...for quite a while from Greg Millman in The Washington Post. Ok, so he is writing about homeschooling but on this evidence there's little difference.
"I've never heard a home-schooling parent refer to a child as "learning disabled," for instance. There are many kinds of intelligence, but conventional schools usually only focus on one. Take late reading. A conventional school education depends on written textbooks and workbooks and homework, so a child who can't read is unable to learn. But home-schoolers have developed systems and approaches that work with the kind of talent and intelligence a child has. One of our sons didn't read until he was 8 years old. That was no disability, though. He learned from audio tapes and DVDs and from being read to and -- very importantly -- from going outside and looking around. He could spot a deer on a hillside or a bluebird in a tree long before the rest of us. When he finally decided to read, he jumped into "The Chronicles of Narnia" and finished the series within weeks. "I want to read the books before I see the movie," he told us. "
Yup, that's all right on the button, as is the rest of the piece.
We'll be looking out for Greg's book "Homeschooling: A Family's Journey" (Tarcher-Penguin), due out in Auguest

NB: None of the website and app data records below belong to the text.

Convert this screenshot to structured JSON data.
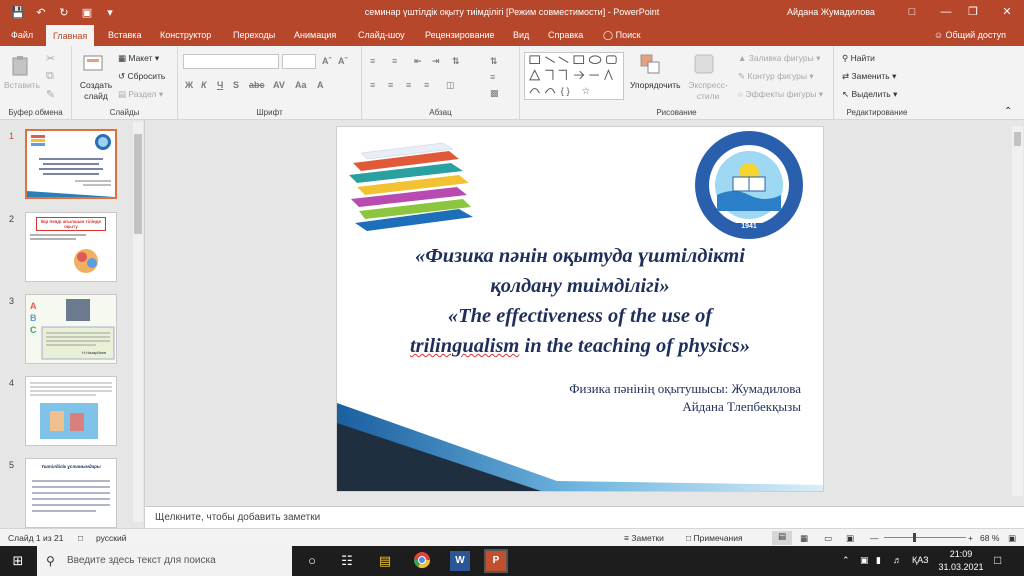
{
  "window": {
    "title": "семинар үштілдік оқыту тиімділігі [Режим совместимости]  -  PowerPoint",
    "user": "Айдана Жумадилова"
  },
  "tabs": [
    "Файл",
    "Главная",
    "Вставка",
    "Конструктор",
    "Переходы",
    "Анимация",
    "Слайд-шоу",
    "Рецензирование",
    "Вид",
    "Справка",
    "Поиск"
  ],
  "share_label": "Общий доступ",
  "ribbon": {
    "clipboard": {
      "label": "Буфер обмена",
      "paste": "Вставить"
    },
    "slides": {
      "label": "Слайды",
      "new_slide": "Создать слайд",
      "layout": "Макет",
      "reset": "Сбросить",
      "section": "Раздел"
    },
    "font": {
      "label": "Шрифт"
    },
    "paragraph": {
      "label": "Абзац"
    },
    "drawing": {
      "label": "Рисование",
      "arrange": "Упорядочить",
      "quick_styles": "Экспресс-стили",
      "fill": "Заливка фигуры",
      "outline": "Контур фигуры",
      "effects": "Эффекты фигуры"
    },
    "editing": {
      "label": "Редактирование",
      "find": "Найти",
      "replace": "Заменить",
      "select": "Выделить"
    }
  },
  "slides_panel": {
    "numbers": [
      "1",
      "2",
      "3",
      "4",
      "5"
    ],
    "thumb2_text": "Бір пәнді ағылшын тілінде оқыту",
    "thumb3_caption": "Н.Назарбаев",
    "thumb5_title": "Үштілділік ұстанымдары"
  },
  "slide": {
    "title_kz_line1": "«Физика пәнін оқытуда үштілдікті",
    "title_kz_line2": "қолдану тиімділігі»",
    "title_en_line1": "«The effectiveness of the use of",
    "title_en_line2_a": "trilingualism",
    "title_en_line2_b": " in the teaching of physics»",
    "author_line1": "Физика пәнінің оқытушысы: Жумадилова",
    "author_line2": "Айдана Тлепбекқызы",
    "logo_year": "1941"
  },
  "notes_placeholder": "Щелкните, чтобы добавить заметки",
  "status": {
    "slide_counter": "Слайд 1 из 21",
    "language": "русский",
    "notes": "Заметки",
    "comments": "Примечания",
    "zoom": "68 %"
  },
  "taskbar": {
    "search_placeholder": "Введите здесь текст для поиска",
    "lang": "ҚАЗ",
    "time": "21:09",
    "date": "31.03.2021"
  },
  "colors": {
    "accent": "#b7472a",
    "title_text": "#1f2f5c"
  }
}
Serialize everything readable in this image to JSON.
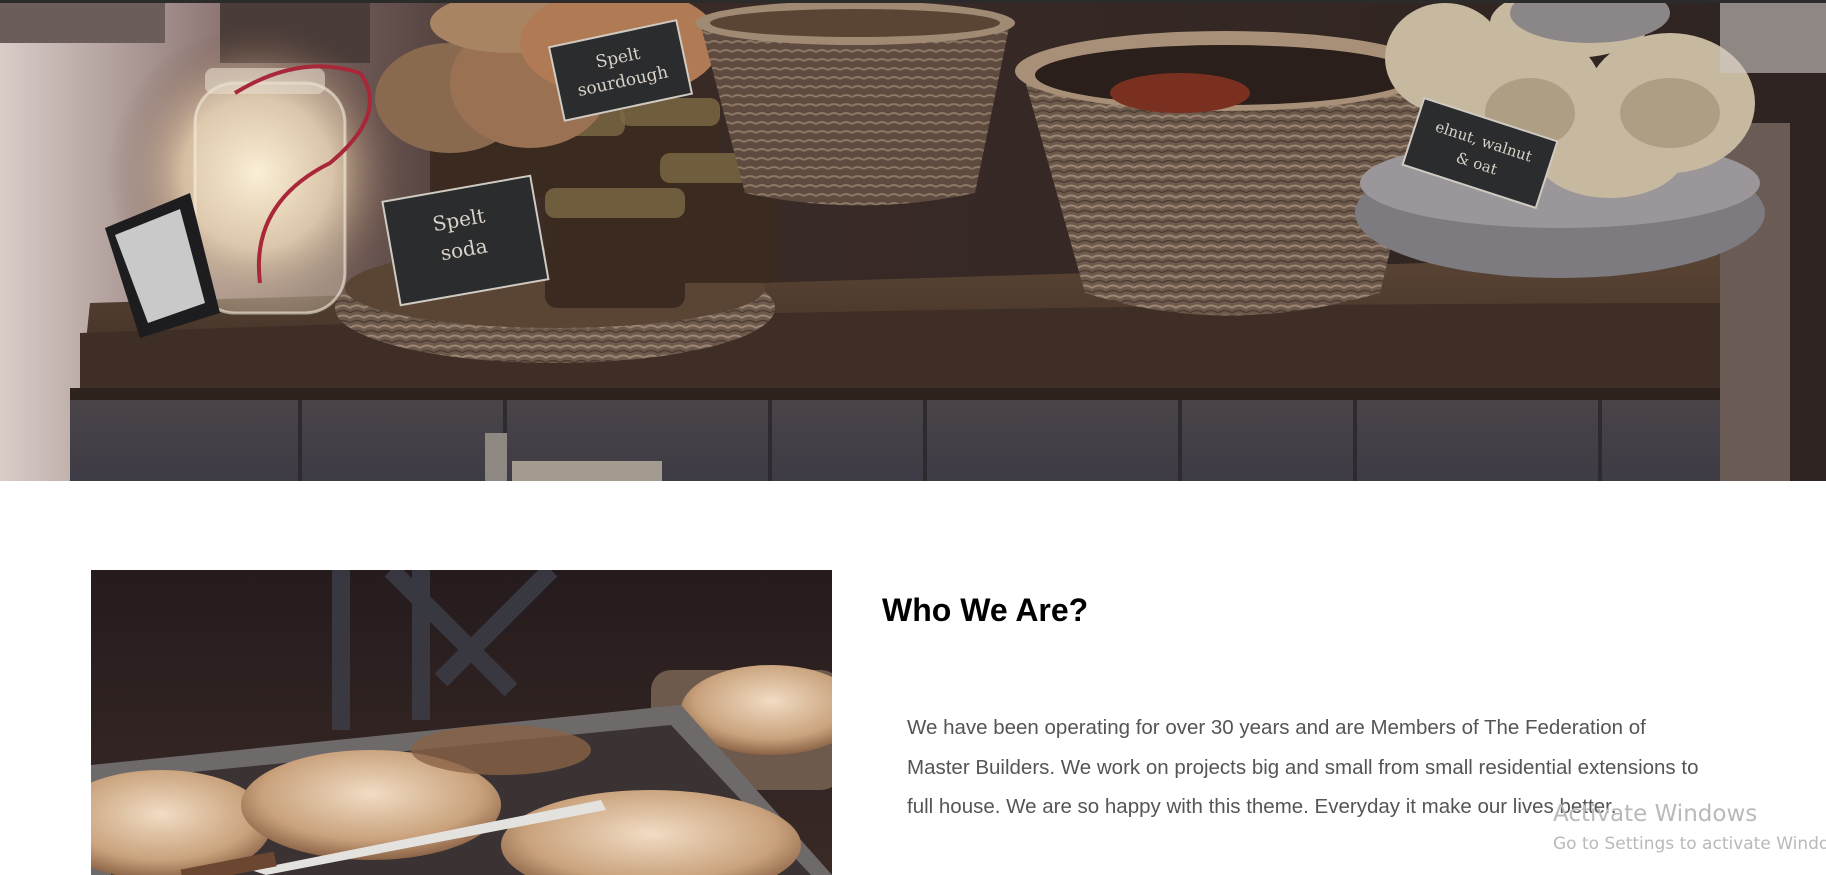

In the meantime, am off to search out the online chat about homeschooling on the Washington Post site today, 1:00pm Eastern Time.